Welcome to COGS127!
The goal of this course is to teach you to create a UX/product design case study for your portfolio, which is the first step to getting a UX/product design job.
Specifically, you will learn to:
This is a hands-on design course, so in-class activities are a major part of your grade. Please enroll only if you can commit to attend most or all class sessions on MWF 8am-8:50am.
The purpose of this class is to help you make a compelling case study for your UX/product design portfolio, which is the most important prerequisite for getting relevant jobs in the field. In order to do so, we designed this class to match what leading design schools do, which is to have a variety of active learning activities during class times. This is not a typical lecture/exam class of the sort that you're used to in college.
Attendance is a significant part of your grade because there are lots of things that are learned most effectively in-person:
Of course, you can choose to spend your time however you wish, so we give you 3 free absences and the choice to miss more classes if you don't mind missing those points.
Having taught design classes for many years now, one thing I've noticed is that there's a very strong correlation of class attendance with not only grades, but more importantly, with how much true lasting value a student feels they got out of the class.
Finally, everything is correlated: If you notice that one of your teammates is consistently absent from class, then your TA probably also notices, and that person is likely not doing their fair share of work on assignments. You will be privately evaluating your teammates' performance after each assignment turn-in, so the grades of those who don't put in their share of work will be reflected accordingly.
In sum, if you can't consistently commit to coming to class, then I don't think taking this class is the best use of your time.

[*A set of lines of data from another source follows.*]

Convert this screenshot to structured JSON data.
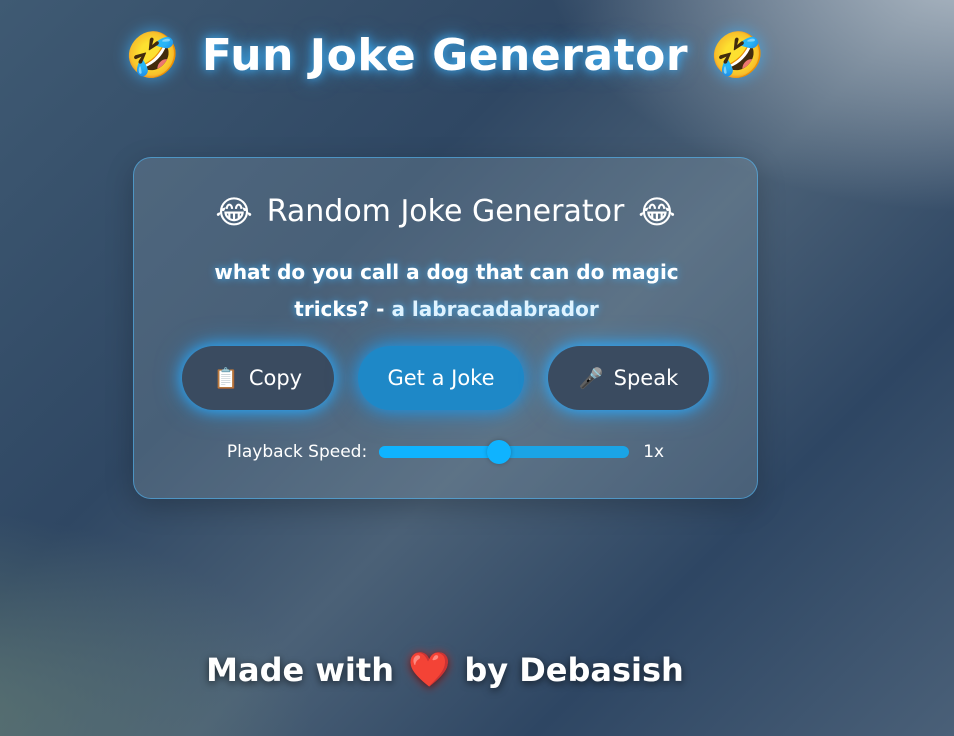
{
  "header": {
    "title": "Fun Joke Generator",
    "emoji_left": "🤣",
    "emoji_right": "🤣"
  },
  "card": {
    "title": "Random Joke Generator",
    "emoji_left": "😂",
    "emoji_right": "😂",
    "joke": {
      "question": "what do you call a dog that can do magic tricks? -",
      "answer": "a labracadabrador"
    },
    "buttons": {
      "copy": {
        "icon": "📋",
        "label": "Copy"
      },
      "get_joke": {
        "label": "Get a Joke"
      },
      "speak": {
        "icon": "🎤",
        "label": "Speak"
      }
    },
    "speed": {
      "label": "Playback Speed:",
      "value_text": "1x",
      "level_fraction": 0.48
    }
  },
  "footer": {
    "prefix": "Made with",
    "heart": "❤️",
    "suffix": "by Debasish"
  },
  "colors": {
    "accent": "#0fb3ff",
    "glow": "#28aaff",
    "button_dark": "#3a4b60",
    "button_primary": "#1e88c7"
  }
}
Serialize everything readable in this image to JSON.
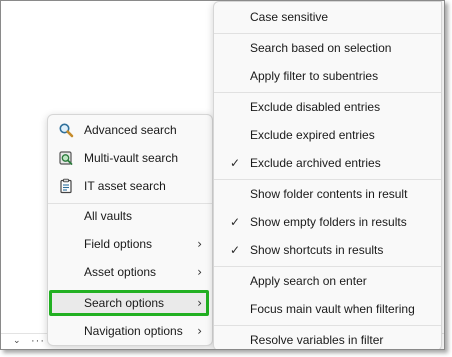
{
  "left_menu": {
    "items": [
      {
        "label": "Advanced search",
        "icon": "magnifier-search-icon"
      },
      {
        "label": "Multi-vault search",
        "icon": "vault-search-icon"
      },
      {
        "label": "IT asset search",
        "icon": "clipboard-asset-icon"
      },
      {
        "label": "All vaults"
      },
      {
        "label": "Field options",
        "submenu": true
      },
      {
        "label": "Asset options",
        "submenu": true
      },
      {
        "label": "Search options",
        "submenu": true,
        "highlighted": true
      },
      {
        "label": "Navigation options",
        "submenu": true
      }
    ],
    "highlight_color": "#22b022"
  },
  "right_menu": {
    "items": [
      {
        "label": "Case sensitive",
        "checked": false
      },
      {
        "label": "Search based on selection",
        "checked": false
      },
      {
        "label": "Apply filter to subentries",
        "checked": false
      },
      {
        "label": "Exclude disabled entries",
        "checked": false
      },
      {
        "label": "Exclude expired entries",
        "checked": false
      },
      {
        "label": "Exclude archived entries",
        "checked": true
      },
      {
        "label": "Show folder contents in result",
        "checked": false
      },
      {
        "label": "Show empty folders in results",
        "checked": true
      },
      {
        "label": "Show shortcuts in results",
        "checked": true
      },
      {
        "label": "Apply search on enter",
        "checked": false
      },
      {
        "label": "Focus main vault when filtering",
        "checked": false
      },
      {
        "label": "Resolve variables in filter",
        "checked": false
      }
    ]
  },
  "symbols": {
    "check": "✓",
    "submenu_arrow": "›",
    "chevron": "⌄",
    "more": "···"
  }
}
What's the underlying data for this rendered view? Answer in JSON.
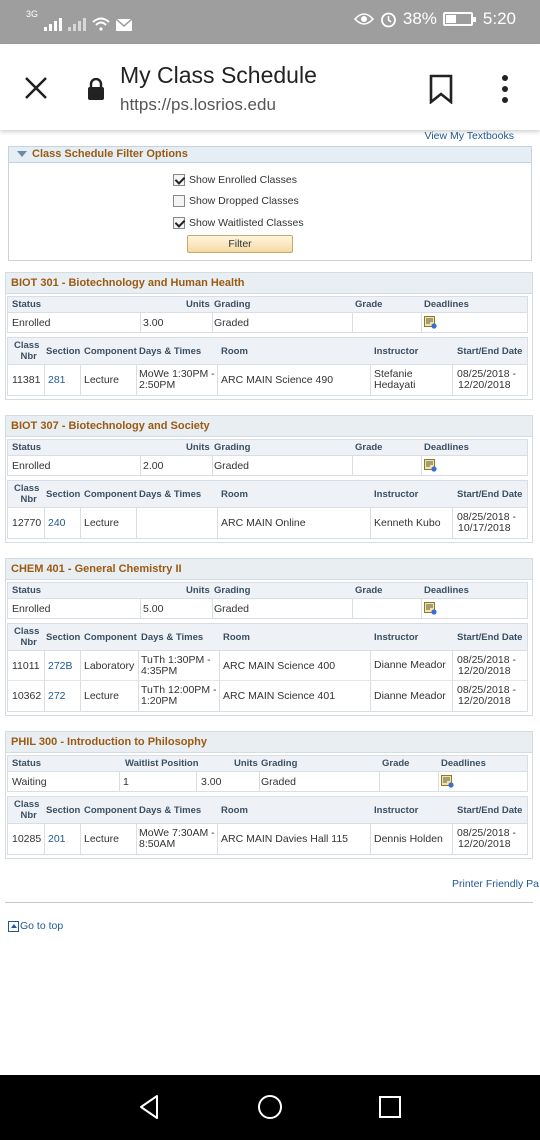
{
  "status_bar": {
    "network": "3G",
    "battery_percent": "38%",
    "battery_level": 0.38,
    "time": "5:20",
    "icons": [
      "signal-icon",
      "signal-secondary-icon",
      "wifi-icon",
      "mail-icon",
      "eye-icon",
      "alarm-icon",
      "battery-icon"
    ]
  },
  "browser": {
    "title": "My Class Schedule",
    "url": "https://ps.losrios.edu",
    "icons": [
      "close-icon",
      "lock-icon",
      "bookmark-icon",
      "more-vert-icon"
    ]
  },
  "page": {
    "textbooks_link": "View My Textbooks",
    "filter": {
      "header": "Class Schedule Filter Options",
      "options": [
        {
          "label": "Show Enrolled Classes",
          "checked": true
        },
        {
          "label": "Show Dropped Classes",
          "checked": false
        },
        {
          "label": "Show Waitlisted Classes",
          "checked": true
        }
      ],
      "button": "Filter"
    },
    "status_headers": {
      "status": "Status",
      "waitlist_position": "Waitlist Position",
      "units": "Units",
      "grading": "Grading",
      "grade": "Grade",
      "deadlines": "Deadlines"
    },
    "class_headers": {
      "class_nbr_line1": "Class",
      "class_nbr_line2": "Nbr",
      "section": "Section",
      "component": "Component",
      "days_times": "Days & Times",
      "room": "Room",
      "instructor": "Instructor",
      "start_end": "Start/End Date"
    },
    "courses": [
      {
        "title": "BIOT 301 - Biotechnology and Human Health",
        "status": "Enrolled",
        "units": "3.00",
        "grading": "Graded",
        "grade": "",
        "classes": [
          {
            "nbr": "11381",
            "section": "281",
            "component": "Lecture",
            "days_times_1": "MoWe 1:30PM -",
            "days_times_2": "2:50PM",
            "room": "ARC MAIN Science 490",
            "instructor_1": "Stefanie",
            "instructor_2": "Hedayati",
            "dates_1": "08/25/2018 -",
            "dates_2": "12/20/2018"
          }
        ]
      },
      {
        "title": "BIOT 307 - Biotechnology and Society",
        "status": "Enrolled",
        "units": "2.00",
        "grading": "Graded",
        "grade": "",
        "classes": [
          {
            "nbr": "12770",
            "section": "240",
            "component": "Lecture",
            "days_times_1": "",
            "days_times_2": "",
            "room": "ARC MAIN Online",
            "instructor_1": "Kenneth Kubo",
            "instructor_2": "",
            "dates_1": "08/25/2018 -",
            "dates_2": "10/17/2018"
          }
        ]
      },
      {
        "title": "CHEM 401 - General Chemistry II",
        "status": "Enrolled",
        "units": "5.00",
        "grading": "Graded",
        "grade": "",
        "classes": [
          {
            "nbr": "11011",
            "section": "272B",
            "component": "Laboratory",
            "days_times_1": "TuTh 1:30PM -",
            "days_times_2": "4:35PM",
            "room": "ARC MAIN Science 400",
            "instructor_1": "Dianne Meador",
            "instructor_2": "",
            "dates_1": "08/25/2018 -",
            "dates_2": "12/20/2018"
          },
          {
            "nbr": "10362",
            "section": "272",
            "component": "Lecture",
            "days_times_1": "TuTh 12:00PM -",
            "days_times_2": "1:20PM",
            "room": "ARC MAIN Science 401",
            "instructor_1": "Dianne Meador",
            "instructor_2": "",
            "dates_1": "08/25/2018 -",
            "dates_2": "12/20/2018"
          }
        ]
      },
      {
        "title": "PHIL 300 - Introduction to Philosophy",
        "status": "Waiting",
        "waitlist_position": "1",
        "units": "3.00",
        "grading": "Graded",
        "grade": "",
        "classes": [
          {
            "nbr": "10285",
            "section": "201",
            "component": "Lecture",
            "days_times_1": "MoWe 7:30AM -",
            "days_times_2": "8:50AM",
            "room": "ARC MAIN Davies Hall 115",
            "instructor_1": "Dennis Holden",
            "instructor_2": "",
            "dates_1": "08/25/2018 -",
            "dates_2": "12/20/2018"
          }
        ]
      }
    ],
    "printer_link": "Printer Friendly Pa",
    "go_top": "Go to top"
  },
  "nav_bar": {
    "icons": [
      "back-icon",
      "home-icon",
      "recent-apps-icon"
    ]
  }
}
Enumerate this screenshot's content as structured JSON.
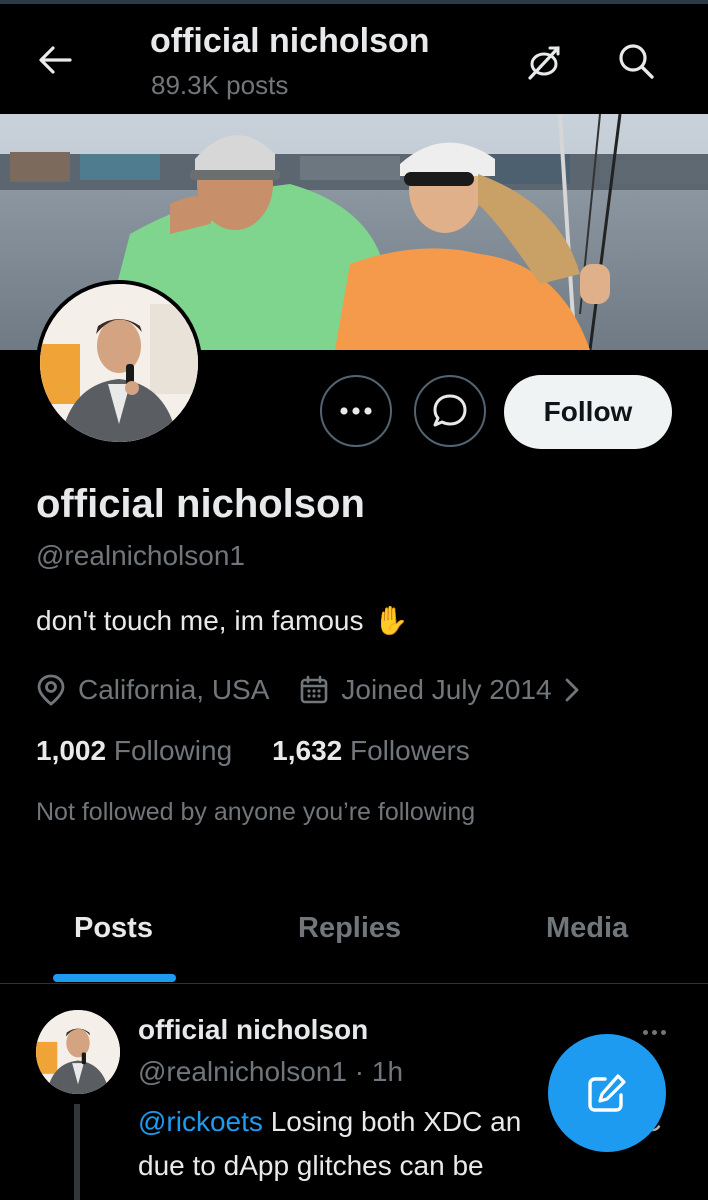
{
  "header": {
    "title": "official nicholson",
    "post_count": "89.3K posts"
  },
  "profile": {
    "name": "official nicholson",
    "handle": "@realnicholson1",
    "bio": "don't touch me, im famous",
    "bio_emoji": "✋",
    "location": "California, USA",
    "joined": "Joined July 2014",
    "following_count": "1,002",
    "following_label": "Following",
    "followers_count": "1,632",
    "followers_label": "Followers",
    "not_followed": "Not followed by anyone you’re following"
  },
  "actions": {
    "follow_label": "Follow"
  },
  "tabs": [
    {
      "label": "Posts",
      "active": true
    },
    {
      "label": "Replies",
      "active": false
    },
    {
      "label": "Media",
      "active": false
    }
  ],
  "post": {
    "name": "official nicholson",
    "handle": "@realnicholson1",
    "time": "1h",
    "separator": "·",
    "mention": "@rickoets",
    "text_line1": "Losing both XDC an",
    "text_line1_tail": "C",
    "text_line2": "due to dApp glitches can be"
  },
  "colors": {
    "accent": "#1d9bf0",
    "background": "#000000",
    "text_primary": "#e7e9ea",
    "text_secondary": "#71767b"
  },
  "icons": {
    "back": "arrow-left-icon",
    "hide": "eye-slash-icon",
    "search": "search-icon",
    "more": "more-horizontal-icon",
    "message": "message-bubble-icon",
    "location": "location-pin-icon",
    "calendar": "calendar-icon",
    "chevron": "chevron-right-icon",
    "compose": "compose-icon"
  }
}
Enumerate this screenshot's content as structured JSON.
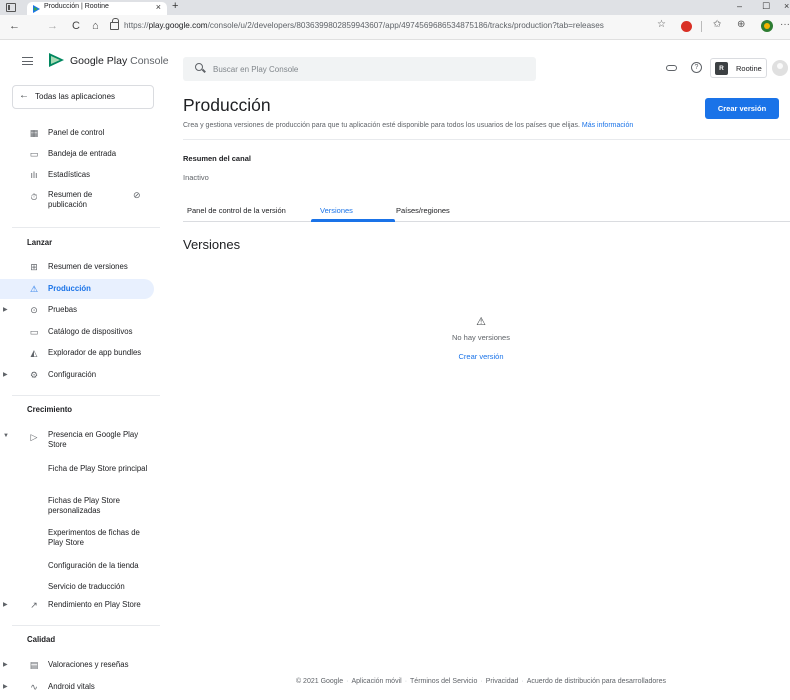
{
  "browser": {
    "tab_title": "Producción | Rootine",
    "tab_close": "×",
    "new_tab": "+",
    "url_prefix": "https://",
    "url_domain": "play.google.com",
    "url_path": "/console/u/2/developers/8036399802859943607/app/4974569686534875186/tracks/production?tab=releases",
    "min": "–",
    "max": "☐",
    "close": "×",
    "back": "←",
    "forward": "→",
    "reload": "C",
    "home": "⌂",
    "more": "···"
  },
  "header": {
    "brand": "Google Play",
    "brand_suffix": "Console",
    "search_placeholder": "Buscar en Play Console",
    "help": "?",
    "account_initial": "R",
    "account_name": "Rootine"
  },
  "sidebar": {
    "back_label": "Todas las aplicaciones",
    "items": [
      {
        "label": "Panel de control",
        "icon": "dashboard-icon"
      },
      {
        "label": "Bandeja de entrada",
        "icon": "inbox-icon"
      },
      {
        "label": "Estadísticas",
        "icon": "stats-icon"
      },
      {
        "label": "Resumen de publicación",
        "icon": "publishing-overview-icon"
      }
    ],
    "section_launch": "Lanzar",
    "launch_items": [
      {
        "label": "Resumen de versiones"
      },
      {
        "label": "Producción"
      },
      {
        "label": "Pruebas"
      },
      {
        "label": "Catálogo de dispositivos"
      },
      {
        "label": "Explorador de app bundles"
      },
      {
        "label": "Configuración"
      }
    ],
    "section_growth": "Crecimiento",
    "growth_presence": "Presencia en Google Play Store",
    "growth_subitems": [
      {
        "label": "Ficha de Play Store principal"
      },
      {
        "label": "Fichas de Play Store personalizadas"
      },
      {
        "label": "Experimentos de fichas de Play Store"
      },
      {
        "label": "Configuración de la tienda"
      },
      {
        "label": "Servicio de traducción"
      }
    ],
    "growth_performance": "Rendimiento en Play Store",
    "section_quality": "Calidad",
    "quality_items": [
      {
        "label": "Valoraciones y reseñas"
      },
      {
        "label": "Android vitals"
      }
    ]
  },
  "main": {
    "title": "Producción",
    "subtitle": "Crea y gestiona versiones de producción para que tu aplicación esté disponible para todos los usuarios de los países que elijas.",
    "more_info": "Más información",
    "create_button": "Crear versión",
    "channel_summary": "Resumen del canal",
    "channel_status": "Inactivo",
    "tabs": [
      {
        "label": "Panel de control de la versión"
      },
      {
        "label": "Versiones"
      },
      {
        "label": "Países/regiones"
      }
    ],
    "section_heading": "Versiones",
    "empty_text": "No hay versiones",
    "empty_link": "Crear versión"
  },
  "footer": {
    "copyright": "© 2021 Google",
    "links": [
      "Aplicación móvil",
      "Términos del Servicio",
      "Privacidad",
      "Acuerdo de distribución para desarrolladores"
    ]
  },
  "colors": {
    "accent": "#1a73e8",
    "active_bg": "#e8f0fe",
    "text": "#202124",
    "muted": "#5f6368"
  }
}
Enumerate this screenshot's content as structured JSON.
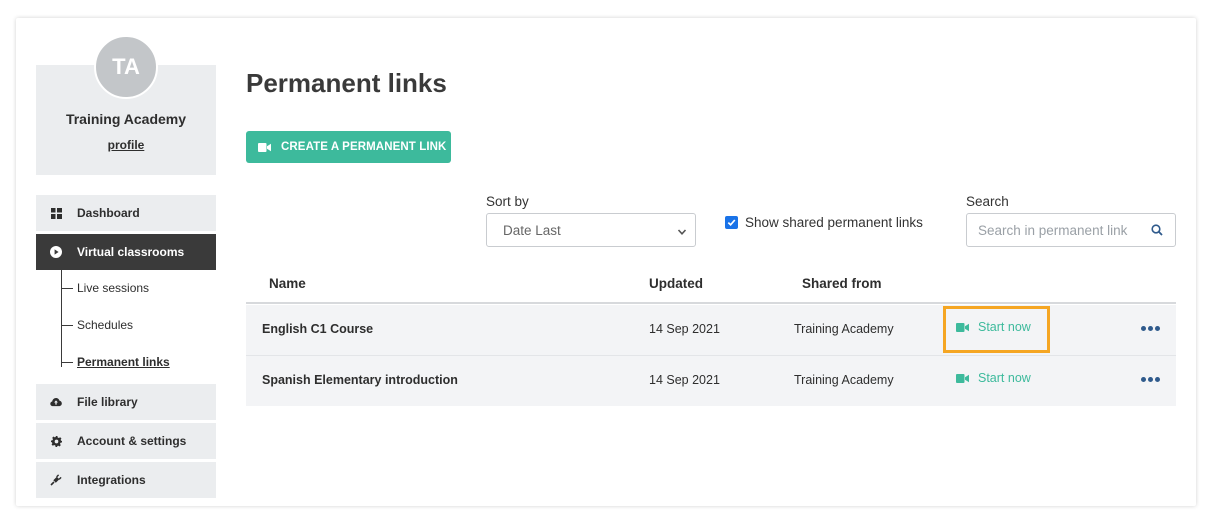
{
  "profile": {
    "initials": "TA",
    "name": "Training Academy",
    "link": "profile"
  },
  "sidebar": {
    "items": [
      {
        "label": "Dashboard",
        "icon": "grid-icon"
      },
      {
        "label": "Virtual classrooms",
        "icon": "play-circle-icon",
        "active": true
      },
      {
        "label": "File library",
        "icon": "cloud-upload-icon"
      },
      {
        "label": "Account & settings",
        "icon": "gear-icon"
      },
      {
        "label": "Integrations",
        "icon": "plug-icon"
      }
    ],
    "subitems": [
      {
        "label": "Live sessions"
      },
      {
        "label": "Schedules"
      },
      {
        "label": "Permanent links",
        "current": true
      }
    ]
  },
  "main": {
    "title": "Permanent links",
    "create_button": "CREATE A PERMANENT LINK",
    "sort": {
      "label": "Sort by",
      "value": "Date Last"
    },
    "show_shared": {
      "label": "Show shared permanent links",
      "checked": true
    },
    "search": {
      "label": "Search",
      "placeholder": "Search in permanent link"
    }
  },
  "table": {
    "headers": {
      "name": "Name",
      "updated": "Updated",
      "shared": "Shared from"
    },
    "rows": [
      {
        "name": "English C1 Course",
        "updated": "14 Sep 2021",
        "shared": "Training Academy",
        "action": "Start now"
      },
      {
        "name": "Spanish Elementary introduction",
        "updated": "14 Sep 2021",
        "shared": "Training Academy",
        "action": "Start now"
      }
    ]
  },
  "colors": {
    "accent": "#3dba9c",
    "sidebar_active": "#3a3a3a",
    "highlight": "#f5a623",
    "more_dots": "#2f5a8c"
  }
}
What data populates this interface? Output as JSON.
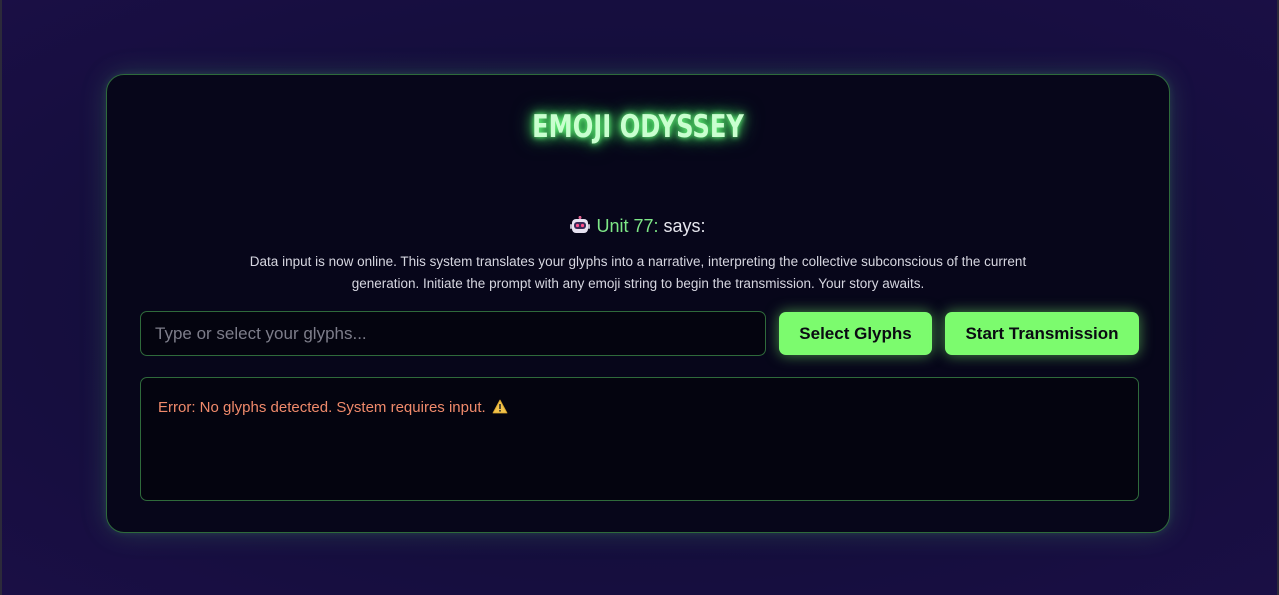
{
  "app": {
    "title": "EMOJI ODYSSEY"
  },
  "speaker": {
    "icon": "robot-icon",
    "name": "Unit 77:",
    "verb": "says:"
  },
  "description": "Data input is now online. This system translates your glyphs into a narrative, interpreting the collective subconscious of the current generation. Initiate the prompt with any emoji string to begin the transmission. Your story awaits.",
  "input": {
    "value": "",
    "placeholder": "Type or select your glyphs..."
  },
  "buttons": {
    "select_label": "Select Glyphs",
    "start_label": "Start Transmission"
  },
  "output": {
    "error_text": "Error: No glyphs detected. System requires input.",
    "error_icon": "warning-icon"
  },
  "colors": {
    "accent": "#7cfb6e",
    "speaker_name": "#7ee787",
    "error": "#f08a6b",
    "panel_border": "#2f6a3b"
  }
}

This course was created in Fall 2019 by Philip Guo, David Wu, Rajiv Sancheti, and Sean Kross. It was inspired by introductory HCI courses by Scott Klemmer and Michael Bernstein.